A binary (and its source code) to view ASL messages from Mac using the MobileDevice.framework has been made available on http://newosxbook.com/index.php?page=downloads. Ryan Petrich's deviceconsole also provides the same functionality with useful color-coding.

On Windows through lockdownd

Apple's iPhone Configuration Utility can display the syslog on Windows.

bgm's trick for enabling system log

This method will constantly write syslog output to a file. This is not recommended as it is slower, and can become fairly large. Install "syslogd to /var/log/syslog" from saurik's repo and reboot your device.

If you don't want to reboot, you can restart the syslogd instead:
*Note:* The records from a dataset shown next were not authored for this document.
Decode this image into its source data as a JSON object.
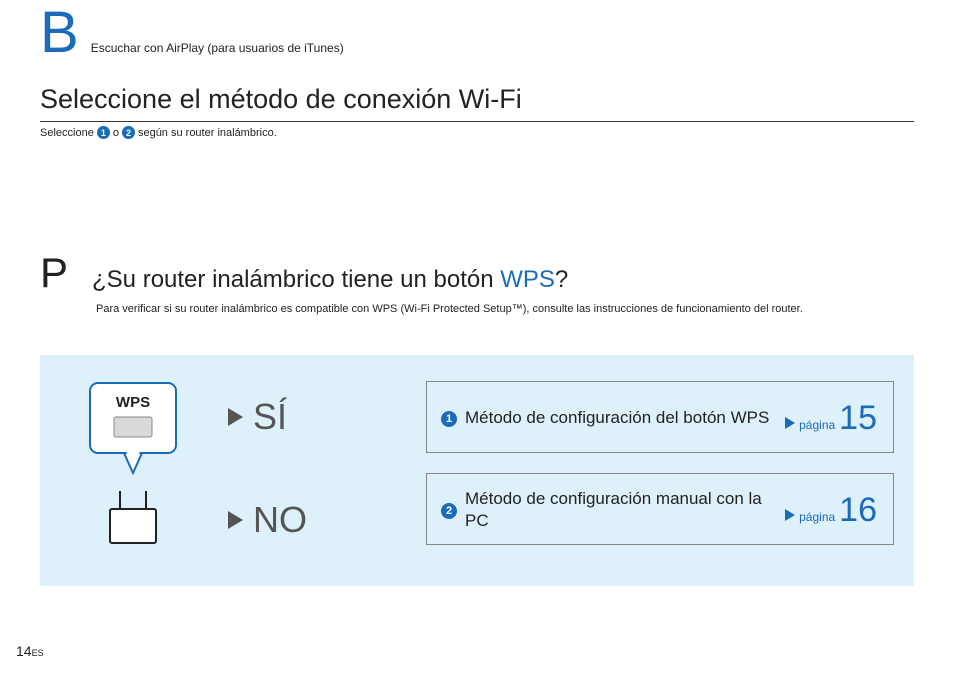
{
  "header": {
    "letter": "B",
    "subtitle": "Escuchar con AirPlay (para usuarios de iTunes)"
  },
  "title": "Seleccione el método de conexión Wi-Fi",
  "instruction": {
    "pre": "Seleccione",
    "n1": "1",
    "mid": "o",
    "n2": "2",
    "post": "según su router inalámbrico."
  },
  "question": {
    "letter": "P",
    "text_pre": "¿Su router inalámbrico tiene un botón ",
    "wps": "WPS",
    "text_post": "?",
    "note": "Para verificar si su router inalámbrico es compatible con WPS (Wi-Fi Protected Setup™), consulte las instrucciones de funcionamiento del router."
  },
  "icon": {
    "wps_label": "WPS"
  },
  "choices": {
    "yes": "SÍ",
    "no": "NO"
  },
  "methods": [
    {
      "num": "1",
      "text": "Método de configuración del botón WPS",
      "page_label": "página",
      "page": "15"
    },
    {
      "num": "2",
      "text": "Método de configuración manual con la PC",
      "page_label": "página",
      "page": "16"
    }
  ],
  "footer": {
    "page": "14",
    "lang": "ES"
  }
}
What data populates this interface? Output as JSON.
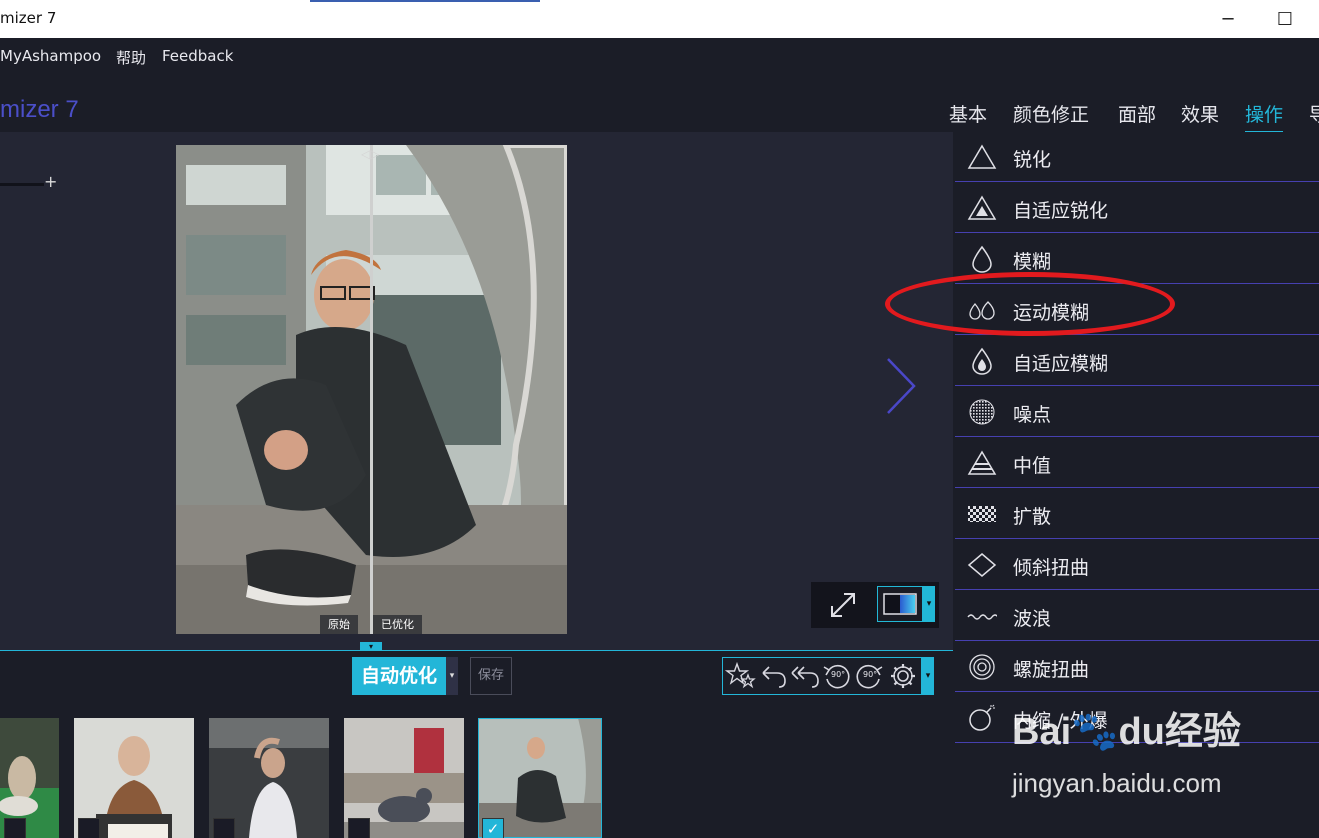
{
  "window": {
    "title": "mizer 7",
    "minimize_glyph": "─",
    "maximize_glyph": "☐"
  },
  "menu": {
    "items": [
      "MyAshampoo",
      "帮助",
      "Feedback"
    ]
  },
  "app": {
    "logo_text": "mizer 7"
  },
  "tabs": [
    {
      "label": "基本",
      "active": false
    },
    {
      "label": "颜色修正",
      "active": false
    },
    {
      "label": "面部",
      "active": false
    },
    {
      "label": "效果",
      "active": false
    },
    {
      "label": "操作",
      "active": true
    },
    {
      "label": "导",
      "active": false
    }
  ],
  "preview": {
    "label_original": "原始",
    "label_optimized": "已优化",
    "slider_plus": "+"
  },
  "toolbar": {
    "auto_optimize": "自动优化",
    "save": "保存",
    "dropdown_glyph": "▾",
    "notch_glyph": "▾",
    "rotate_label": "90°"
  },
  "operations": [
    {
      "label": "锐化",
      "icon": "triangle-outline-icon"
    },
    {
      "label": "自适应锐化",
      "icon": "triangle-filled-icon"
    },
    {
      "label": "模糊",
      "icon": "drop-outline-icon"
    },
    {
      "label": "运动模糊",
      "icon": "motion-drops-icon"
    },
    {
      "label": "自适应模糊",
      "icon": "drop-filled-icon"
    },
    {
      "label": "噪点",
      "icon": "noise-circle-icon"
    },
    {
      "label": "中值",
      "icon": "median-triangle-icon"
    },
    {
      "label": "扩散",
      "icon": "diffuse-dots-icon"
    },
    {
      "label": "倾斜扭曲",
      "icon": "diamond-icon"
    },
    {
      "label": "波浪",
      "icon": "wave-icon"
    },
    {
      "label": "螺旋扭曲",
      "icon": "spiral-icon"
    },
    {
      "label": "内缩 / 外爆",
      "icon": "bomb-icon"
    }
  ],
  "filmstrip": {
    "selected_index": 4,
    "check_glyph": "✓"
  },
  "watermark": {
    "logo": "Bai🐾du经验",
    "url": "jingyan.baidu.com"
  },
  "colors": {
    "accent": "#23b6d8",
    "logo": "#4b4fc9",
    "annotation": "#e21a1e",
    "divider": "#4640b0"
  }
}
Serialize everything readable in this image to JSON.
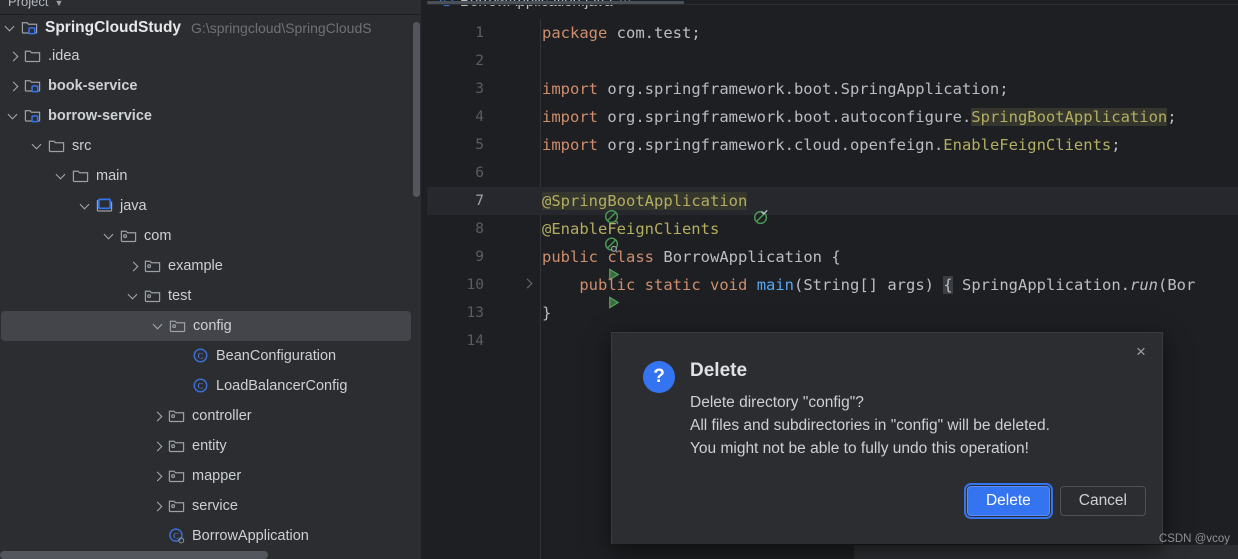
{
  "toolwindow": {
    "title": "Project",
    "collapse_icon": "chevron-down-icon"
  },
  "tree": {
    "root": {
      "label": "SpringCloudStudy",
      "path": "G:\\springcloud\\SpringCloudS"
    },
    "items": [
      {
        "label": ".idea",
        "icon": "folder-icon",
        "arrow": "right",
        "indent": 24,
        "selected": false
      },
      {
        "label": "book-service",
        "icon": "module-icon",
        "arrow": "right",
        "indent": 24,
        "selected": false,
        "bold": true
      },
      {
        "label": "borrow-service",
        "icon": "module-icon",
        "arrow": "down",
        "indent": 24,
        "selected": false,
        "bold": true
      },
      {
        "label": "src",
        "icon": "folder-icon",
        "arrow": "down",
        "indent": 48,
        "selected": false
      },
      {
        "label": "main",
        "icon": "folder-icon",
        "arrow": "down",
        "indent": 72,
        "selected": false
      },
      {
        "label": "java",
        "icon": "source-root-icon",
        "arrow": "down",
        "indent": 96,
        "selected": false
      },
      {
        "label": "com",
        "icon": "package-icon",
        "arrow": "down",
        "indent": 120,
        "selected": false
      },
      {
        "label": "example",
        "icon": "package-icon",
        "arrow": "right",
        "indent": 144,
        "selected": false
      },
      {
        "label": "test",
        "icon": "package-icon",
        "arrow": "down",
        "indent": 144,
        "selected": false
      },
      {
        "label": "config",
        "icon": "package-icon",
        "arrow": "down",
        "indent": 168,
        "selected": true
      },
      {
        "label": "BeanConfiguration",
        "icon": "class-icon",
        "arrow": "none",
        "indent": 192,
        "selected": false
      },
      {
        "label": "LoadBalancerConfig",
        "icon": "class-icon",
        "arrow": "none",
        "indent": 192,
        "selected": false
      },
      {
        "label": "controller",
        "icon": "package-icon",
        "arrow": "right",
        "indent": 168,
        "selected": false
      },
      {
        "label": "entity",
        "icon": "package-icon",
        "arrow": "right",
        "indent": 168,
        "selected": false
      },
      {
        "label": "mapper",
        "icon": "package-icon",
        "arrow": "right",
        "indent": 168,
        "selected": false
      },
      {
        "label": "service",
        "icon": "package-icon",
        "arrow": "right",
        "indent": 168,
        "selected": false
      },
      {
        "label": "BorrowApplication",
        "icon": "spring-class-icon",
        "arrow": "none",
        "indent": 168,
        "selected": false
      }
    ]
  },
  "editor": {
    "tab": {
      "label": "BorrowApplication.java",
      "icon": "spring-class-icon",
      "more_icon": "more-ellipsis-icon"
    },
    "lines": [
      {
        "num": "1",
        "current": false,
        "gutter": [],
        "fold": false
      },
      {
        "num": "2",
        "current": false,
        "gutter": [],
        "fold": false
      },
      {
        "num": "3",
        "current": false,
        "gutter": [],
        "fold": false
      },
      {
        "num": "4",
        "current": false,
        "gutter": [],
        "fold": false
      },
      {
        "num": "5",
        "current": false,
        "gutter": [],
        "fold": false
      },
      {
        "num": "6",
        "current": false,
        "gutter": [],
        "fold": false
      },
      {
        "num": "7",
        "current": true,
        "gutter": [
          "bean-icon",
          "bean-check-icon"
        ],
        "fold": false
      },
      {
        "num": "8",
        "current": false,
        "gutter": [
          "bean-search-icon"
        ],
        "fold": false
      },
      {
        "num": "9",
        "current": false,
        "gutter": [
          "run-icon"
        ],
        "fold": false
      },
      {
        "num": "10",
        "current": false,
        "gutter": [
          "run-icon"
        ],
        "fold": true
      },
      {
        "num": "13",
        "current": false,
        "gutter": [],
        "fold": false
      },
      {
        "num": "14",
        "current": false,
        "gutter": [],
        "fold": false
      }
    ],
    "code": {
      "l1_kw": "package",
      "l1_rest": " com.test;",
      "l3_kw": "import",
      "l3_rest": " org.springframework.boot.SpringApplication;",
      "l4_kw": "import",
      "l4_a": " org.springframework.boot.autoconfigure.",
      "l4_hl": "SpringBootApplication",
      "l4_b": ";",
      "l5_kw": "import",
      "l5_a": " org.springframework.cloud.openfeign.",
      "l5_b": "EnableFeignClients",
      "l5_c": ";",
      "l7_at": "@",
      "l7_ann": "SpringBootApplication",
      "l8_ann": "@EnableFeignClients",
      "l9_kw1": "public",
      "l9_kw2": "class",
      "l9_name": "BorrowApplication",
      "l9_brace": "{",
      "l10_indent": "    ",
      "l10_kw1": "public",
      "l10_kw2": "static",
      "l10_kw3": "void",
      "l10_method": "main",
      "l10_params": "(String[] args)",
      "l10_brace": "{",
      "l10_call_a": " SpringApplication.",
      "l10_call_b": "run",
      "l10_call_c": "(Bor",
      "l13_brace": "}"
    }
  },
  "dialog": {
    "title": "Delete",
    "icon": "question-icon",
    "icon_glyph": "?",
    "close_icon": "close-icon",
    "close_glyph": "×",
    "message_lines": [
      "Delete directory \"config\"?",
      "All files and subdirectories in \"config\" will be deleted.",
      "You might not be able to fully undo this operation!"
    ],
    "buttons": {
      "confirm": "Delete",
      "cancel": "Cancel"
    },
    "accent_color": "#3574f0"
  },
  "watermark": "CSDN @vcoy"
}
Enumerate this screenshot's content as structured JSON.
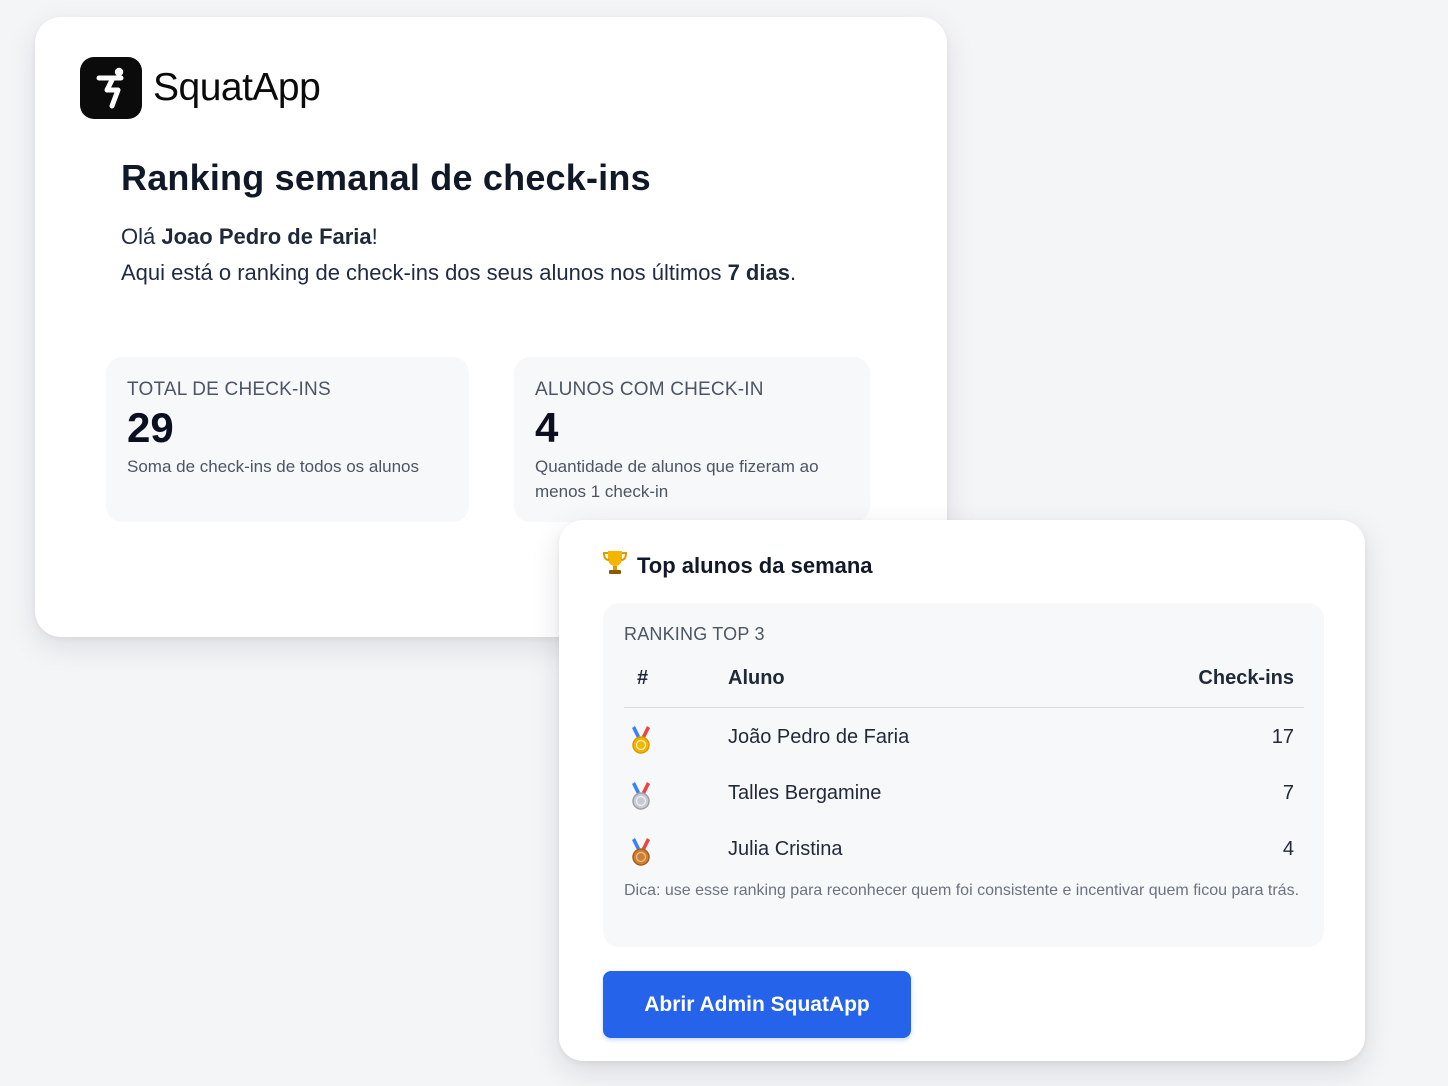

launchctl unload /System/Library/LaunchDaemons/com.apple.syslogd.plist
launchctl load /System/Library/LaunchDaemons/com.apple.syslogd.plist

/var/log/syslog will now be appended to automatically, and you can watch it like so:

tail -f /var/log/syslog

(The "tail" command is in the package "Core Utilities" (coreutils) in the Cydia/Telesphoreo repository.) If you keep your device full of data, be careful you don't fill the disk. Unix systems tend to break when they can't write to the syslog. Keep an eye on it or employ some log rotation.

To disable syslog writing, run:

rm /var/log/syslog;
mknod /var/log/syslog c 3 2

This will delete (rm) the file and create a /dev/null. (mknod *** c 3 2)

To re-enable syslog writing, run:

rm /var/log/syslog
touch /var/log/syslog

This will delete (rm) the file and and make a blank regular file. (touch)

SBSettings Toggle

An SBSettings toggle for enabling/disabling the syslog in this way is available at BigBoss' Cydia repository. Ensure "syslogd to /var/log/syslog" is installed - the toggle package hasn't marked it as a dependency.

On OS X or Windows through cinject

  1. Plug your device into your computer.
  2. Download cinject from this Dev Team blog post (for OS X and Windows).
  3. Unzip the file.
  4. Open up a terminal on your computer (if you use OS X, you can use the Terminal application in the /Applications/Utilities/ folder.)
  5. Assuming you're using OS X and have downloads configured to use the default Downloads folder, run this command (copy and paste it and then hit the return key): cd ~/Downloads/cinject-0.5.4 and then run ./cinject -w
  6. That should display the running syslog from your device.

Reference